Start of Task material

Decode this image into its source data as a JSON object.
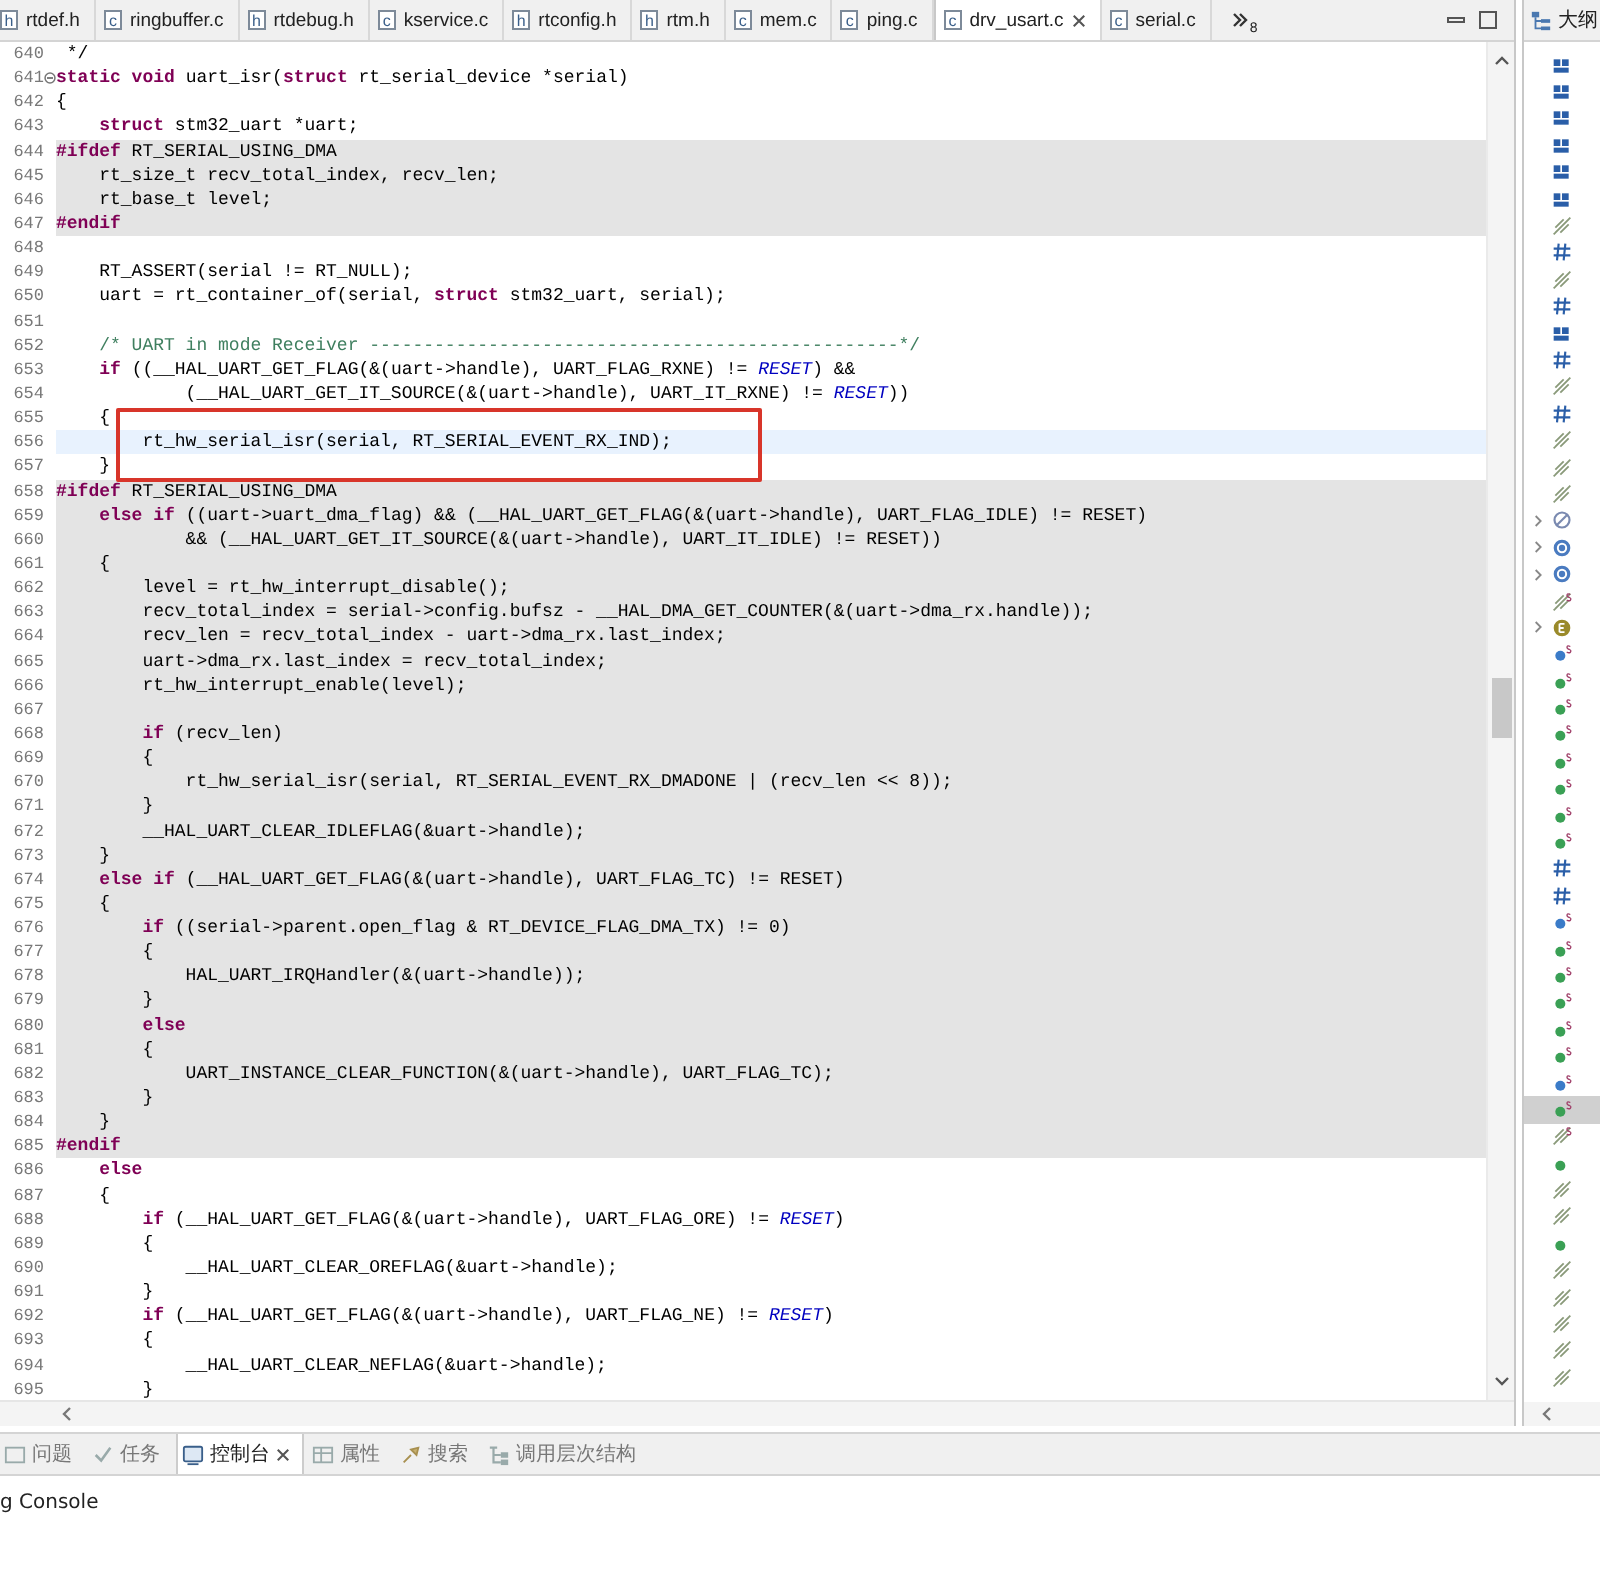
{
  "editor": {
    "tabs": [
      {
        "label": "rtdef.h",
        "file_type": "h",
        "selected": false
      },
      {
        "label": "ringbuffer.c",
        "file_type": "c",
        "selected": false
      },
      {
        "label": "rtdebug.h",
        "file_type": "h",
        "selected": false
      },
      {
        "label": "kservice.c",
        "file_type": "c",
        "selected": false
      },
      {
        "label": "rtconfig.h",
        "file_type": "h",
        "selected": false
      },
      {
        "label": "rtm.h",
        "file_type": "h",
        "selected": false
      },
      {
        "label": "mem.c",
        "file_type": "c",
        "selected": false
      },
      {
        "label": "ping.c",
        "file_type": "c",
        "selected": false
      },
      {
        "label": "drv_usart.c",
        "file_type": "c",
        "selected": true
      },
      {
        "label": "serial.c",
        "file_type": "c",
        "selected": false
      }
    ],
    "overflow_count": "8",
    "lines": [
      {
        "number": "640",
        "text": " */",
        "inactive": false,
        "current": false,
        "boxed": false,
        "foldable": false
      },
      {
        "number": "641",
        "text": "**static void** uart_isr(**struct** rt_serial_device *serial)",
        "inactive": false,
        "current": false,
        "boxed": false,
        "foldable": true
      },
      {
        "number": "642",
        "text": "{",
        "inactive": false,
        "current": false,
        "boxed": false,
        "foldable": false
      },
      {
        "number": "643",
        "text": "    **struct** stm32_uart *uart;",
        "inactive": false,
        "current": false,
        "boxed": false,
        "foldable": false
      },
      {
        "number": "644",
        "text": "**#ifdef** RT_SERIAL_USING_DMA",
        "inactive": true,
        "current": false,
        "boxed": false,
        "foldable": false
      },
      {
        "number": "645",
        "text": "    rt_size_t recv_total_index, recv_len;",
        "inactive": true,
        "current": false,
        "boxed": false,
        "foldable": false
      },
      {
        "number": "646",
        "text": "    rt_base_t level;",
        "inactive": true,
        "current": false,
        "boxed": false,
        "foldable": false
      },
      {
        "number": "647",
        "text": "**#endif**",
        "inactive": true,
        "current": false,
        "boxed": false,
        "foldable": false
      },
      {
        "number": "648",
        "inactive": false,
        "current": false,
        "boxed": false,
        "foldable": false
      },
      {
        "number": "649",
        "text": "    RT_ASSERT(serial != RT_NULL);",
        "inactive": false,
        "current": false,
        "boxed": false,
        "foldable": false
      },
      {
        "number": "650",
        "text": "    uart = rt_container_of(serial, **struct** stm32_uart, serial);",
        "inactive": false,
        "current": false,
        "boxed": false,
        "foldable": false
      },
      {
        "number": "651",
        "inactive": false,
        "current": false,
        "boxed": false,
        "foldable": false
      },
      {
        "number": "652",
        "text": "    /* UART in mode Receiver -------------------------------------------------*/",
        "kind": "comment",
        "inactive": false,
        "current": false,
        "boxed": false,
        "foldable": false
      },
      {
        "number": "653",
        "text": "    **if** ((__HAL_UART_GET_FLAG(&(uart->handle), UART_FLAG_RXNE) != *RESET*) &&",
        "inactive": false,
        "current": false,
        "boxed": false,
        "foldable": false
      },
      {
        "number": "654",
        "text": "            (__HAL_UART_GET_IT_SOURCE(&(uart->handle), UART_IT_RXNE) != *RESET*))",
        "inactive": false,
        "current": false,
        "boxed": false,
        "foldable": false
      },
      {
        "number": "655",
        "text": "    {",
        "inactive": false,
        "current": false,
        "boxed": true,
        "foldable": false
      },
      {
        "number": "656",
        "text": "        rt_hw_serial_isr(serial, RT_SERIAL_EVENT_RX_IND);",
        "inactive": false,
        "current": true,
        "boxed": true,
        "foldable": false
      },
      {
        "number": "657",
        "text": "    }",
        "inactive": false,
        "current": false,
        "boxed": true,
        "foldable": false
      },
      {
        "number": "658",
        "text": "**#ifdef** RT_SERIAL_USING_DMA",
        "inactive": true,
        "current": false,
        "boxed": false,
        "foldable": false
      },
      {
        "number": "659",
        "text": "    **else if** ((uart->uart_dma_flag) && (__HAL_UART_GET_FLAG(&(uart->handle), UART_FLAG_IDLE) != RESET)",
        "inactive": true,
        "current": false,
        "boxed": false,
        "foldable": false
      },
      {
        "number": "660",
        "text": "            && (__HAL_UART_GET_IT_SOURCE(&(uart->handle), UART_IT_IDLE) != RESET))",
        "inactive": true,
        "current": false,
        "boxed": false,
        "foldable": false
      },
      {
        "number": "661",
        "text": "    {",
        "inactive": true,
        "current": false,
        "boxed": false,
        "foldable": false
      },
      {
        "number": "662",
        "text": "        level = rt_hw_interrupt_disable();",
        "inactive": true,
        "current": false,
        "boxed": false,
        "foldable": false
      },
      {
        "number": "663",
        "text": "        recv_total_index = serial->config.bufsz - __HAL_DMA_GET_COUNTER(&(uart->dma_rx.handle));",
        "inactive": true,
        "current": false,
        "boxed": false,
        "foldable": false
      },
      {
        "number": "664",
        "text": "        recv_len = recv_total_index - uart->dma_rx.last_index;",
        "inactive": true,
        "current": false,
        "boxed": false,
        "foldable": false
      },
      {
        "number": "665",
        "text": "        uart->dma_rx.last_index = recv_total_index;",
        "inactive": true,
        "current": false,
        "boxed": false,
        "foldable": false
      },
      {
        "number": "666",
        "text": "        rt_hw_interrupt_enable(level);",
        "inactive": true,
        "current": false,
        "boxed": false,
        "foldable": false
      },
      {
        "number": "667",
        "inactive": true,
        "current": false,
        "boxed": false,
        "foldable": false
      },
      {
        "number": "668",
        "text": "        **if** (recv_len)",
        "inactive": true,
        "current": false,
        "boxed": false,
        "foldable": false
      },
      {
        "number": "669",
        "text": "        {",
        "inactive": true,
        "current": false,
        "boxed": false,
        "foldable": false
      },
      {
        "number": "670",
        "text": "            rt_hw_serial_isr(serial, RT_SERIAL_EVENT_RX_DMADONE | (recv_len << 8));",
        "inactive": true,
        "current": false,
        "boxed": false,
        "foldable": false
      },
      {
        "number": "671",
        "text": "        }",
        "inactive": true,
        "current": false,
        "boxed": false,
        "foldable": false
      },
      {
        "number": "672",
        "text": "        __HAL_UART_CLEAR_IDLEFLAG(&uart->handle);",
        "inactive": true,
        "current": false,
        "boxed": false,
        "foldable": false
      },
      {
        "number": "673",
        "text": "    }",
        "inactive": true,
        "current": false,
        "boxed": false,
        "foldable": false
      },
      {
        "number": "674",
        "text": "    **else if** (__HAL_UART_GET_FLAG(&(uart->handle), UART_FLAG_TC) != RESET)",
        "inactive": true,
        "current": false,
        "boxed": false,
        "foldable": false
      },
      {
        "number": "675",
        "text": "    {",
        "inactive": true,
        "current": false,
        "boxed": false,
        "foldable": false
      },
      {
        "number": "676",
        "text": "        **if** ((serial->parent.open_flag & RT_DEVICE_FLAG_DMA_TX) != 0)",
        "inactive": true,
        "current": false,
        "boxed": false,
        "foldable": false
      },
      {
        "number": "677",
        "text": "        {",
        "inactive": true,
        "current": false,
        "boxed": false,
        "foldable": false
      },
      {
        "number": "678",
        "text": "            HAL_UART_IRQHandler(&(uart->handle));",
        "inactive": true,
        "current": false,
        "boxed": false,
        "foldable": false
      },
      {
        "number": "679",
        "text": "        }",
        "inactive": true,
        "current": false,
        "boxed": false,
        "foldable": false
      },
      {
        "number": "680",
        "text": "        **else**",
        "inactive": true,
        "current": false,
        "boxed": false,
        "foldable": false
      },
      {
        "number": "681",
        "text": "        {",
        "inactive": true,
        "current": false,
        "boxed": false,
        "foldable": false
      },
      {
        "number": "682",
        "text": "            UART_INSTANCE_CLEAR_FUNCTION(&(uart->handle), UART_FLAG_TC);",
        "inactive": true,
        "current": false,
        "boxed": false,
        "foldable": false
      },
      {
        "number": "683",
        "text": "        }",
        "inactive": true,
        "current": false,
        "boxed": false,
        "foldable": false
      },
      {
        "number": "684",
        "text": "    }",
        "inactive": true,
        "current": false,
        "boxed": false,
        "foldable": false
      },
      {
        "number": "685",
        "text": "**#endif**",
        "inactive": true,
        "current": false,
        "boxed": false,
        "foldable": false
      },
      {
        "number": "686",
        "text": "    **else**",
        "inactive": false,
        "current": false,
        "boxed": false,
        "foldable": false
      },
      {
        "number": "687",
        "text": "    {",
        "inactive": false,
        "current": false,
        "boxed": false,
        "foldable": false
      },
      {
        "number": "688",
        "text": "        **if** (__HAL_UART_GET_FLAG(&(uart->handle), UART_FLAG_ORE) != *RESET*)",
        "inactive": false,
        "current": false,
        "boxed": false,
        "foldable": false
      },
      {
        "number": "689",
        "text": "        {",
        "inactive": false,
        "current": false,
        "boxed": false,
        "foldable": false
      },
      {
        "number": "690",
        "text": "            __HAL_UART_CLEAR_OREFLAG(&uart->handle);",
        "inactive": false,
        "current": false,
        "boxed": false,
        "foldable": false
      },
      {
        "number": "691",
        "text": "        }",
        "inactive": false,
        "current": false,
        "boxed": false,
        "foldable": false
      },
      {
        "number": "692",
        "text": "        **if** (__HAL_UART_GET_FLAG(&(uart->handle), UART_FLAG_NE) != *RESET*)",
        "inactive": false,
        "current": false,
        "boxed": false,
        "foldable": false
      },
      {
        "number": "693",
        "text": "        {",
        "inactive": false,
        "current": false,
        "boxed": false,
        "foldable": false
      },
      {
        "number": "694",
        "text": "            __HAL_UART_CLEAR_NEFLAG(&uart->handle);",
        "inactive": false,
        "current": false,
        "boxed": false,
        "foldable": false
      },
      {
        "number": "695",
        "text": "        }",
        "inactive": false,
        "current": false,
        "boxed": false,
        "foldable": false
      }
    ]
  },
  "outline": {
    "title": "大纲",
    "items": [
      {
        "kind": "struct",
        "static": false,
        "expandable": false,
        "selected": false
      },
      {
        "kind": "struct",
        "static": false,
        "expandable": false,
        "selected": false
      },
      {
        "kind": "struct",
        "static": false,
        "expandable": false,
        "selected": false
      },
      {
        "kind": "struct",
        "static": false,
        "expandable": false,
        "selected": false
      },
      {
        "kind": "struct",
        "static": false,
        "expandable": false,
        "selected": false
      },
      {
        "kind": "struct",
        "static": false,
        "expandable": false,
        "selected": false
      },
      {
        "kind": "inactive",
        "static": false,
        "expandable": false,
        "selected": false
      },
      {
        "kind": "macro",
        "static": false,
        "expandable": false,
        "selected": false
      },
      {
        "kind": "inactive",
        "static": false,
        "expandable": false,
        "selected": false
      },
      {
        "kind": "macro",
        "static": false,
        "expandable": false,
        "selected": false
      },
      {
        "kind": "struct",
        "static": false,
        "expandable": false,
        "selected": false
      },
      {
        "kind": "macro",
        "static": false,
        "expandable": false,
        "selected": false
      },
      {
        "kind": "inactive",
        "static": false,
        "expandable": false,
        "selected": false
      },
      {
        "kind": "macro",
        "static": false,
        "expandable": false,
        "selected": false
      },
      {
        "kind": "inactive",
        "static": false,
        "expandable": false,
        "selected": false
      },
      {
        "kind": "inactive",
        "static": false,
        "expandable": false,
        "selected": false
      },
      {
        "kind": "inactive",
        "static": false,
        "expandable": false,
        "selected": false
      },
      {
        "kind": "hidden-type",
        "static": false,
        "expandable": true,
        "selected": false
      },
      {
        "kind": "type",
        "static": false,
        "expandable": true,
        "selected": false
      },
      {
        "kind": "type",
        "static": false,
        "expandable": true,
        "selected": false
      },
      {
        "kind": "inactive",
        "static": true,
        "expandable": false,
        "selected": false
      },
      {
        "kind": "enum",
        "static": false,
        "expandable": true,
        "selected": false
      },
      {
        "kind": "declaration",
        "static": true,
        "expandable": false,
        "selected": false
      },
      {
        "kind": "function",
        "static": true,
        "expandable": false,
        "selected": false
      },
      {
        "kind": "function",
        "static": true,
        "expandable": false,
        "selected": false
      },
      {
        "kind": "function",
        "static": true,
        "expandable": false,
        "selected": false
      },
      {
        "kind": "function",
        "static": true,
        "expandable": false,
        "selected": false
      },
      {
        "kind": "function",
        "static": true,
        "expandable": false,
        "selected": false
      },
      {
        "kind": "function",
        "static": true,
        "expandable": false,
        "selected": false
      },
      {
        "kind": "function",
        "static": true,
        "expandable": false,
        "selected": false
      },
      {
        "kind": "macro",
        "static": false,
        "expandable": false,
        "selected": false
      },
      {
        "kind": "macro",
        "static": false,
        "expandable": false,
        "selected": false
      },
      {
        "kind": "declaration",
        "static": true,
        "expandable": false,
        "selected": false
      },
      {
        "kind": "function",
        "static": true,
        "expandable": false,
        "selected": false
      },
      {
        "kind": "function",
        "static": true,
        "expandable": false,
        "selected": false
      },
      {
        "kind": "function",
        "static": true,
        "expandable": false,
        "selected": false
      },
      {
        "kind": "function",
        "static": true,
        "expandable": false,
        "selected": false
      },
      {
        "kind": "function",
        "static": true,
        "expandable": false,
        "selected": false
      },
      {
        "kind": "declaration",
        "static": true,
        "expandable": false,
        "selected": false
      },
      {
        "kind": "function",
        "static": true,
        "expandable": false,
        "selected": true
      },
      {
        "kind": "inactive",
        "static": true,
        "expandable": false,
        "selected": false
      },
      {
        "kind": "function",
        "static": false,
        "expandable": false,
        "selected": false
      },
      {
        "kind": "inactive",
        "static": false,
        "expandable": false,
        "selected": false
      },
      {
        "kind": "inactive",
        "static": false,
        "expandable": false,
        "selected": false
      },
      {
        "kind": "function",
        "static": false,
        "expandable": false,
        "selected": false
      },
      {
        "kind": "inactive",
        "static": false,
        "expandable": false,
        "selected": false
      },
      {
        "kind": "inactive",
        "static": false,
        "expandable": false,
        "selected": false
      },
      {
        "kind": "inactive",
        "static": false,
        "expandable": false,
        "selected": false
      },
      {
        "kind": "inactive",
        "static": false,
        "expandable": false,
        "selected": false
      },
      {
        "kind": "inactive",
        "static": false,
        "expandable": false,
        "selected": false
      }
    ]
  },
  "bottom_panel": {
    "tabs": [
      {
        "label": "问题",
        "selected": false
      },
      {
        "label": "任务",
        "selected": false
      },
      {
        "label": "控制台",
        "selected": true
      },
      {
        "label": "属性",
        "selected": false
      },
      {
        "label": "搜索",
        "selected": false
      },
      {
        "label": "调用层次结构",
        "selected": false
      }
    ],
    "console_title": "g Console"
  }
}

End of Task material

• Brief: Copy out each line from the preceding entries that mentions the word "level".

• Answer to this problem:
        "text": "    rt_base_t level;",
        "text": "        level = rt_hw_interrupt_disable();",
        "text": "        rt_hw_interrupt_enable(level);",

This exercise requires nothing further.